Roe v Wade: Anniversary of overturning highlights access to abortion problems in SA
A year ago, the US became the fourth country to roll back abortion rights since 1994. On the last Friday of June 2022, the Supreme Court of the United States overturned Roe v Wade, which for 50 years had granted women in America constitutional protection to access abortion.
Last year, when women around America took to the streets in protest, there was widespread concern globally that what had happened in the US could trigger a universal rolling back of women’s rights. In African countries with large Christian populations, there was a specific concern that US religious conservatives would redouble their efforts to restrict abortion in Africa.
The Cape Town-based Women’s Legal Centre on Monday told Daily Maverick: “We have been broadly monitoring continental efforts to legalise abortion and have noted that since Roe, many NGOs leading these efforts have seen a rise in conservative resistance against their efforts.”
In overturning Roe v Wade, Justice Samuel Alito, in his 78-page opinion, said the 1973 decision “must be overruled” and that the arguments for that decision were “exceptionally weak”. The opinion was accompanied by an appendix of historical abortion laws – some, hundreds of years old – which Alito used to support the ruling.
Before this decision, only three other countries had rolled back abortion access: Iran, North Korea and Russia. Some countries, like El Salvador, Malta and Nicaragua, have outright bans, while in others, like Poland, Cameroon and Morocco, abortion is legal under certain conditions, but almost impossible to access.

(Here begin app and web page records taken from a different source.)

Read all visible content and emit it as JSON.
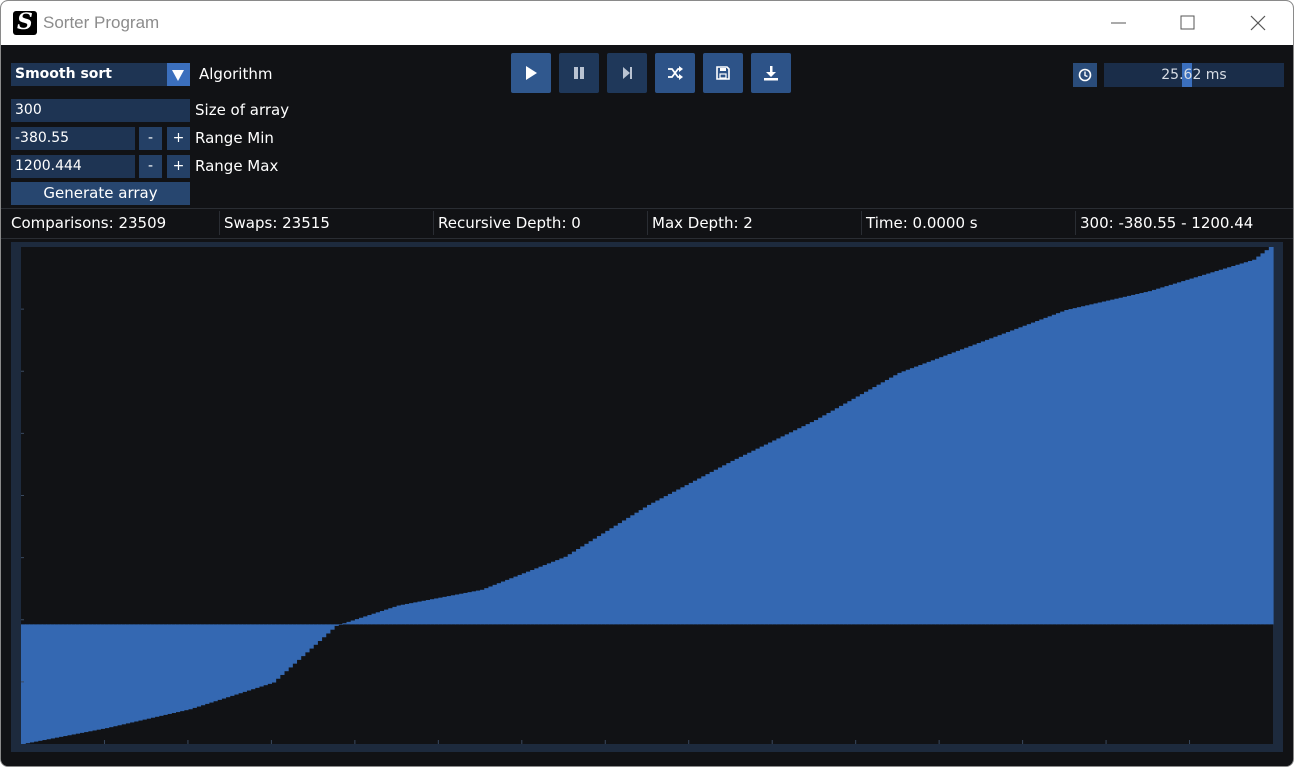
{
  "window": {
    "title": "Sorter Program",
    "logo_letter": "S"
  },
  "controls": {
    "algorithm_value": "Smooth sort",
    "algorithm_label": "Algorithm",
    "size_value": "300",
    "size_label": "Size of array",
    "range_min_value": "-380.55",
    "range_min_label": "Range Min",
    "range_max_value": "1200.444",
    "range_max_label": "Range Max",
    "minus_label": "-",
    "plus_label": "+",
    "generate_label": "Generate array"
  },
  "toolbar": {
    "icons": [
      "play-icon",
      "pause-icon",
      "step-forward-icon",
      "shuffle-icon",
      "save-icon",
      "download-icon"
    ]
  },
  "delay": {
    "icon": "clock-icon",
    "value": "25.62 ms",
    "slider_fraction": 0.46
  },
  "stats": {
    "comparisons": "Comparisons: 23509",
    "swaps": "Swaps: 23515",
    "recursive_depth": "Recursive Depth: 0",
    "max_depth": "Max Depth: 2",
    "time": "Time: 0.0000 s",
    "summary": "300: -380.55 - 1200.44"
  },
  "colors": {
    "bar": "#3468b2",
    "chart_bg": "#111215",
    "border": "#1d2a3d",
    "accent": "#3b6fbd"
  },
  "chart_data": {
    "type": "bar",
    "count": 300,
    "ylim": [
      -380.55,
      1200.444
    ],
    "sorted": true,
    "grid": false,
    "control_points": [
      {
        "index": 0,
        "value": -380.55
      },
      {
        "index": 20,
        "value": -330
      },
      {
        "index": 40,
        "value": -270
      },
      {
        "index": 60,
        "value": -185
      },
      {
        "index": 75,
        "value": -5
      },
      {
        "index": 90,
        "value": 60
      },
      {
        "index": 110,
        "value": 110
      },
      {
        "index": 130,
        "value": 215
      },
      {
        "index": 150,
        "value": 380
      },
      {
        "index": 170,
        "value": 520
      },
      {
        "index": 190,
        "value": 650
      },
      {
        "index": 210,
        "value": 800
      },
      {
        "index": 230,
        "value": 900
      },
      {
        "index": 250,
        "value": 1000
      },
      {
        "index": 270,
        "value": 1060
      },
      {
        "index": 285,
        "value": 1120
      },
      {
        "index": 295,
        "value": 1160
      },
      {
        "index": 299,
        "value": 1200.44
      }
    ]
  }
}
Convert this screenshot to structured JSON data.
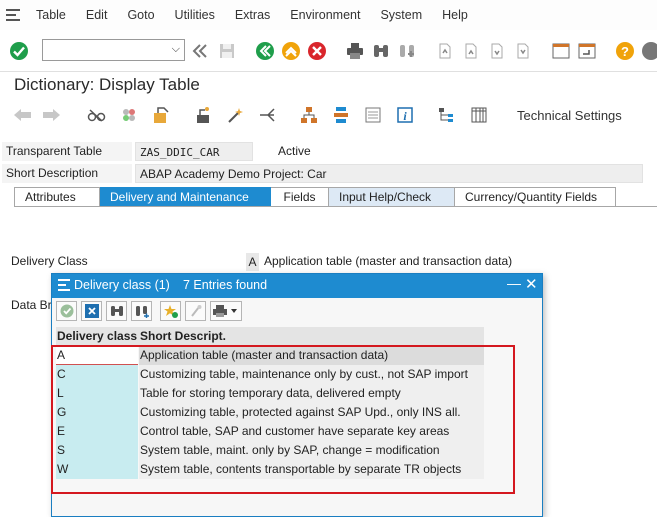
{
  "menubar": {
    "items": [
      "Table",
      "Edit",
      "Goto",
      "Utilities",
      "Extras",
      "Environment",
      "System",
      "Help"
    ]
  },
  "page": {
    "title": "Dictionary: Display Table"
  },
  "toolbar2": {
    "technical_settings": "Technical Settings"
  },
  "header": {
    "transparent_table_label": "Transparent Table",
    "table_name": "ZAS_DDIC_CAR",
    "status": "Active",
    "short_description_label": "Short Description",
    "short_description": "ABAP Academy Demo Project: Car"
  },
  "tabs": [
    "Attributes",
    "Delivery and Maintenance",
    "Fields",
    "Input Help/Check",
    "Currency/Quantity Fields"
  ],
  "form": {
    "delivery_class_label": "Delivery Class",
    "delivery_class_value": "A",
    "delivery_class_text": "Application table (master and transaction data)",
    "data_browser_label": "Data Br"
  },
  "popup": {
    "title": "Delivery class (1)",
    "entries": "7 Entries found",
    "col_code": "Delivery class",
    "col_text": "Short Descript.",
    "rows": [
      {
        "code": "A",
        "text": "Application table (master and transaction data)"
      },
      {
        "code": "C",
        "text": "Customizing table, maintenance only by cust., not SAP import"
      },
      {
        "code": "L",
        "text": "Table for storing temporary data, delivered empty"
      },
      {
        "code": "G",
        "text": "Customizing table, protected against SAP Upd., only INS all."
      },
      {
        "code": "E",
        "text": "Control table, SAP and customer have separate key areas"
      },
      {
        "code": "S",
        "text": "System table, maint. only by SAP, change = modification"
      },
      {
        "code": "W",
        "text": "System table, contents transportable by separate TR objects"
      }
    ]
  },
  "colors": {
    "accent": "#1e8bd0",
    "highlight_box": "#d4181f",
    "code_column": "#c8ecf0"
  }
}
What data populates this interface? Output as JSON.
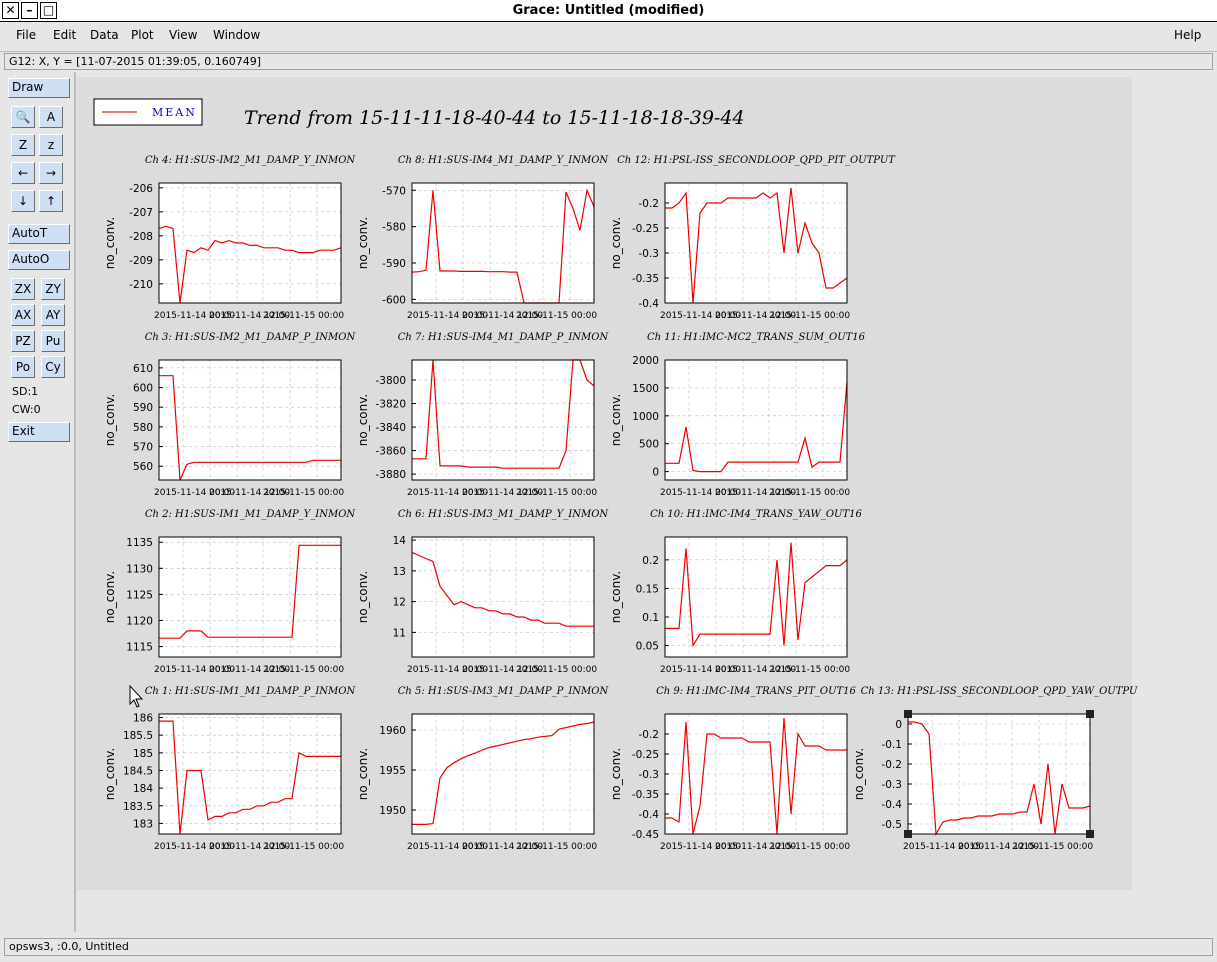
{
  "window": {
    "title": "Grace: Untitled (modified)",
    "close_glyph": "✕",
    "minimize_glyph": "–",
    "maximize_glyph": "□"
  },
  "menu": {
    "items": [
      "File",
      "Edit",
      "Data",
      "Plot",
      "View",
      "Window"
    ],
    "help": "Help"
  },
  "locator": {
    "text": "G12: X, Y = [11-07-2015 01:39:05, 0.160749]"
  },
  "toolbar": {
    "draw": "Draw",
    "zoom_glyph": "🔍",
    "text_glyph": "A",
    "z_glyph": "Z",
    "z_small_glyph": "z",
    "left_glyph": "←",
    "right_glyph": "→",
    "down_glyph": "↓",
    "up_glyph": "↑",
    "autot": "AutoT",
    "autoo": "AutoO",
    "zx": "ZX",
    "zy": "ZY",
    "ax": "AX",
    "ay": "AY",
    "pz": "PZ",
    "pu": "Pu",
    "po": "Po",
    "cy": "Cy",
    "sd": "SD:1",
    "cw": "CW:0",
    "exit": "Exit"
  },
  "status": {
    "text": "opsws3, :0.0, Untitled"
  },
  "legend": {
    "label": "MEAN",
    "color": "#cc0000"
  },
  "colors": {
    "trace": "#ee0000",
    "legend_text": "#0000cc",
    "canvas": "#dcdcdc"
  },
  "page_title": "Trend from 15-11-11-18-40-44 to 15-11-18-18-39-44",
  "x_tick_labels": [
    "2015-11-14 00:00",
    "2015-11-14 12:00",
    "2015-11-15 00:00"
  ],
  "chart_data": [
    {
      "type": "line",
      "title": "Ch 4: H1:SUS-IM2_M1_DAMP_Y_INMON",
      "ylabel": "no_conv.",
      "ylim": [
        -210.8,
        -205.8
      ],
      "yticks": [
        -206,
        -207,
        -208,
        -209,
        -210
      ],
      "values": [
        -207.7,
        -207.6,
        -207.7,
        -210.8,
        -208.6,
        -208.7,
        -208.5,
        -208.6,
        -208.2,
        -208.3,
        -208.2,
        -208.3,
        -208.3,
        -208.4,
        -208.4,
        -208.5,
        -208.5,
        -208.5,
        -208.6,
        -208.6,
        -208.7,
        -208.7,
        -208.7,
        -208.6,
        -208.6,
        -208.6,
        -208.5
      ]
    },
    {
      "type": "line",
      "title": "Ch 8: H1:SUS-IM4_M1_DAMP_Y_INMON",
      "ylabel": "no_conv.",
      "ylim": [
        -601,
        -568
      ],
      "yticks": [
        -570,
        -580,
        -590,
        -600
      ],
      "values": [
        -592.5,
        -592.4,
        -592.0,
        -570.0,
        -592.2,
        -592.2,
        -592.2,
        -592.3,
        -592.3,
        -592.3,
        -592.3,
        -592.4,
        -592.4,
        -592.4,
        -592.5,
        -592.5,
        -601,
        -601,
        -601,
        -601,
        -601,
        -601,
        -570.5,
        -575.0,
        -581.0,
        -570.0,
        -574.5
      ]
    },
    {
      "type": "line",
      "title": "Ch 12: H1:PSL-ISS_SECONDLOOP_QPD_PIT_OUTPUT",
      "ylabel": "no_conv.",
      "ylim": [
        -0.4,
        -0.16
      ],
      "yticks": [
        -0.2,
        -0.25,
        -0.3,
        -0.35,
        -0.4
      ],
      "values": [
        -0.21,
        -0.21,
        -0.2,
        -0.18,
        -0.4,
        -0.22,
        -0.2,
        -0.2,
        -0.2,
        -0.19,
        -0.19,
        -0.19,
        -0.19,
        -0.19,
        -0.18,
        -0.19,
        -0.18,
        -0.3,
        -0.17,
        -0.3,
        -0.24,
        -0.28,
        -0.3,
        -0.37,
        -0.37,
        -0.36,
        -0.35
      ]
    },
    {
      "type": "line",
      "title": "Ch 3: H1:SUS-IM2_M1_DAMP_P_INMON",
      "ylabel": "no_conv.",
      "ylim": [
        553,
        614
      ],
      "yticks": [
        610,
        600,
        590,
        580,
        570,
        560
      ],
      "values": [
        606,
        606,
        606,
        553,
        561,
        562,
        562,
        562,
        562,
        562,
        562,
        562,
        562,
        562,
        562,
        562,
        562,
        562,
        562,
        562,
        562,
        562,
        563,
        563,
        563,
        563,
        563
      ]
    },
    {
      "type": "line",
      "title": "Ch 7: H1:SUS-IM4_M1_DAMP_P_INMON",
      "ylabel": "no_conv.",
      "ylim": [
        -3885,
        -3783
      ],
      "yticks": [
        -3800,
        -3820,
        -3840,
        -3860,
        -3880
      ],
      "values": [
        -3867,
        -3867,
        -3867,
        -3783,
        -3873,
        -3873,
        -3873,
        -3873,
        -3874,
        -3874,
        -3874,
        -3874,
        -3874,
        -3875,
        -3875,
        -3875,
        -3875,
        -3875,
        -3875,
        -3875,
        -3875,
        -3875,
        -3860,
        -3783,
        -3783,
        -3800,
        -3805
      ]
    },
    {
      "type": "line",
      "title": "Ch 11: H1:IMC-MC2_TRANS_SUM_OUT16",
      "ylabel": "no_conv.",
      "ylim": [
        -150,
        2000
      ],
      "yticks": [
        2000,
        1500,
        1000,
        500,
        0
      ],
      "values": [
        150,
        150,
        150,
        800,
        20,
        0,
        0,
        0,
        0,
        170,
        170,
        170,
        170,
        170,
        170,
        170,
        170,
        170,
        170,
        170,
        600,
        80,
        170,
        170,
        170,
        170,
        1600
      ]
    },
    {
      "type": "line",
      "title": "Ch 2: H1:SUS-IM1_M1_DAMP_Y_INMON",
      "ylabel": "no_conv.",
      "ylim": [
        1113,
        1136
      ],
      "yticks": [
        1135,
        1130,
        1125,
        1120,
        1115
      ],
      "values": [
        1116.6,
        1116.6,
        1116.6,
        1116.6,
        1118.0,
        1118.0,
        1118.0,
        1116.8,
        1116.8,
        1116.8,
        1116.8,
        1116.8,
        1116.8,
        1116.8,
        1116.8,
        1116.8,
        1116.8,
        1116.8,
        1116.8,
        1116.8,
        1134.4,
        1134.4,
        1134.4,
        1134.4,
        1134.4,
        1134.4,
        1134.4
      ]
    },
    {
      "type": "line",
      "title": "Ch 6: H1:SUS-IM3_M1_DAMP_Y_INMON",
      "ylabel": "no_conv.",
      "ylim": [
        10.2,
        14.1
      ],
      "yticks": [
        14,
        13,
        12,
        11
      ],
      "values": [
        13.6,
        13.5,
        13.4,
        13.3,
        12.5,
        12.2,
        11.9,
        12.0,
        11.9,
        11.8,
        11.8,
        11.7,
        11.7,
        11.6,
        11.6,
        11.5,
        11.5,
        11.4,
        11.4,
        11.3,
        11.3,
        11.3,
        11.2,
        11.2,
        11.2,
        11.2,
        11.2
      ]
    },
    {
      "type": "line",
      "title": "Ch 10: H1:IMC-IM4_TRANS_YAW_OUT16",
      "ylabel": "no_conv.",
      "ylim": [
        0.03,
        0.24
      ],
      "yticks": [
        0.2,
        0.15,
        0.1,
        0.05
      ],
      "values": [
        0.08,
        0.08,
        0.08,
        0.22,
        0.05,
        0.07,
        0.07,
        0.07,
        0.07,
        0.07,
        0.07,
        0.07,
        0.07,
        0.07,
        0.07,
        0.07,
        0.2,
        0.05,
        0.23,
        0.06,
        0.16,
        0.17,
        0.18,
        0.19,
        0.19,
        0.19,
        0.2
      ]
    },
    {
      "type": "line",
      "title": "Ch 1: H1:SUS-IM1_M1_DAMP_P_INMON",
      "ylabel": "no_conv.",
      "ylim": [
        182.7,
        186.1
      ],
      "yticks": [
        186,
        185.5,
        185,
        184.5,
        184,
        183.5,
        183
      ],
      "values": [
        185.9,
        185.9,
        185.9,
        182.7,
        184.5,
        184.5,
        184.5,
        183.1,
        183.2,
        183.2,
        183.3,
        183.3,
        183.4,
        183.4,
        183.5,
        183.5,
        183.6,
        183.6,
        183.7,
        183.7,
        185.0,
        184.9,
        184.9,
        184.9,
        184.9,
        184.9,
        184.9
      ]
    },
    {
      "type": "line",
      "title": "Ch 5: H1:SUS-IM3_M1_DAMP_P_INMON",
      "ylabel": "no_conv.",
      "ylim": [
        1947,
        1962
      ],
      "yticks": [
        1960,
        1955,
        1950
      ],
      "values": [
        1948.2,
        1948.2,
        1948.2,
        1948.3,
        1954.0,
        1955.3,
        1955.9,
        1956.4,
        1956.8,
        1957.1,
        1957.5,
        1957.8,
        1958.0,
        1958.2,
        1958.4,
        1958.6,
        1958.8,
        1958.9,
        1959.1,
        1959.2,
        1959.3,
        1960.1,
        1960.3,
        1960.5,
        1960.7,
        1960.8,
        1961.0
      ]
    },
    {
      "type": "line",
      "title": "Ch 9: H1:IMC-IM4_TRANS_PIT_OUT16",
      "ylabel": "no_conv.",
      "ylim": [
        -0.45,
        -0.15
      ],
      "yticks": [
        -0.2,
        -0.25,
        -0.3,
        -0.35,
        -0.4,
        -0.45
      ],
      "values": [
        -0.41,
        -0.41,
        -0.42,
        -0.17,
        -0.45,
        -0.38,
        -0.2,
        -0.2,
        -0.21,
        -0.21,
        -0.21,
        -0.21,
        -0.22,
        -0.22,
        -0.22,
        -0.22,
        -0.45,
        -0.16,
        -0.4,
        -0.2,
        -0.23,
        -0.23,
        -0.23,
        -0.24,
        -0.24,
        -0.24,
        -0.24
      ]
    },
    {
      "type": "line",
      "title": "Ch 13: H1:PSL-ISS_SECONDLOOP_QPD_YAW_OUTPU",
      "ylabel": "no_conv.",
      "ylim": [
        -0.55,
        0.05
      ],
      "yticks": [
        0,
        -0.1,
        -0.2,
        -0.3,
        -0.4,
        -0.5
      ],
      "values": [
        0.01,
        0.01,
        0.0,
        -0.05,
        -0.55,
        -0.49,
        -0.48,
        -0.48,
        -0.47,
        -0.47,
        -0.46,
        -0.46,
        -0.46,
        -0.45,
        -0.45,
        -0.45,
        -0.44,
        -0.44,
        -0.3,
        -0.5,
        -0.2,
        -0.55,
        -0.3,
        -0.42,
        -0.42,
        -0.42,
        -0.41
      ]
    }
  ]
}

Agreeing with Alito, Justice Clarence Thomas opened the gates to a flood of anti-female and anti-gay legislature and sentiment when he added that rulings around same-sex marriage, same-sex relationships and access to contraception should also be reconsidered on similar grounds.
Last Thursday, the US Supreme Court ruled to remove affirmative action from college admissions. And the following day, 30 June, the Supreme Court ruled in favour of a US web designer who cited their being a Christian as the reason they did not want to accept same-sex couples as clients. The designer had gone to court pre-emptively, fearing having to deal with such clients.
In South Africa, where abortion is legal, stigma remains rife. Access is a critical factor and one of the main drivers of backstreet abortions – despite the Choice of Termination of Pregnancy Act of 1996.
Number of affected women increasing
The United Nations Population Fund (UNFPA) – the UN sexual and reproductive health agency – pointed out last year in their State of the World Population Report that, globally, “approximately half of all pregnancies today are unplanned and the number of affected women is increasing”.
The UNFPA’s mission is “to deliver a world where every pregnancy is wanted, every childbirth is safe and every young person’s potential is fulfilled”. A mammoth task, with the odds stacked against it at every turn. Unsafe abortions are the biggest risk factors for maternal mortality in the US and globally.
According to the World Health Organisation, “Around 45% of all abortions are unsafe, of which 97% take place in developing countries.” Also, “around 73 million induced abortions take place worldwide each year”.
Africa shared with Latin America the distinction that “the majority (about three out of four) of abortions are unsafe. In Africa, nearly half of all abortions occur under the least safe circumstances”.
The UNFPA says recent reporting has shown that “the organisations that sought to undo Roe vs Wade in the US are also supporting the rollback of sexual and reproductive health and rights in sub-Saharan Africa”.
In South Africa, the Women’s Legal Centre says “pregnancy crisis centres” (PCC) are also a problem – many are unregistered and their goal is to “dissuade women against abortions by using terms such as ‘murder’ and ‘post-abortion syndrome’.” According to the Women’s Legal Centre, the PCCs “operate by offering counselling in their centres that target pregnant women and are designed to talk them out of having an abortion.”
In 2018, Bhekisisa reported on faith-based NGOs refusing to give women information on where to go to terminate a pregnancy.
Today, says the Women’s Legal Centre, there is very little improvement in the situation on the ground for pregnant women wanting an abortion in South Africa:
“If anything, things might be getting worse. In 2021, the South African Health Review recorded that there was an overall increase in South Africa’s mortality and morbidity rates and that due to limited access to services, terminations of pregnancies had also decreased by 17%”.
The Women’s Legal Centre says that without government will and action, there is no chance the situation will improve.
“Government will need to first and foremost ensure that women have access to sexual and reproductive health and rights, and make that a priority.”
The organisation notes that only once the government endorses and protects a woman’s right to choose, can the issues around sexual and reproductive health and rights begin to be addressed. DM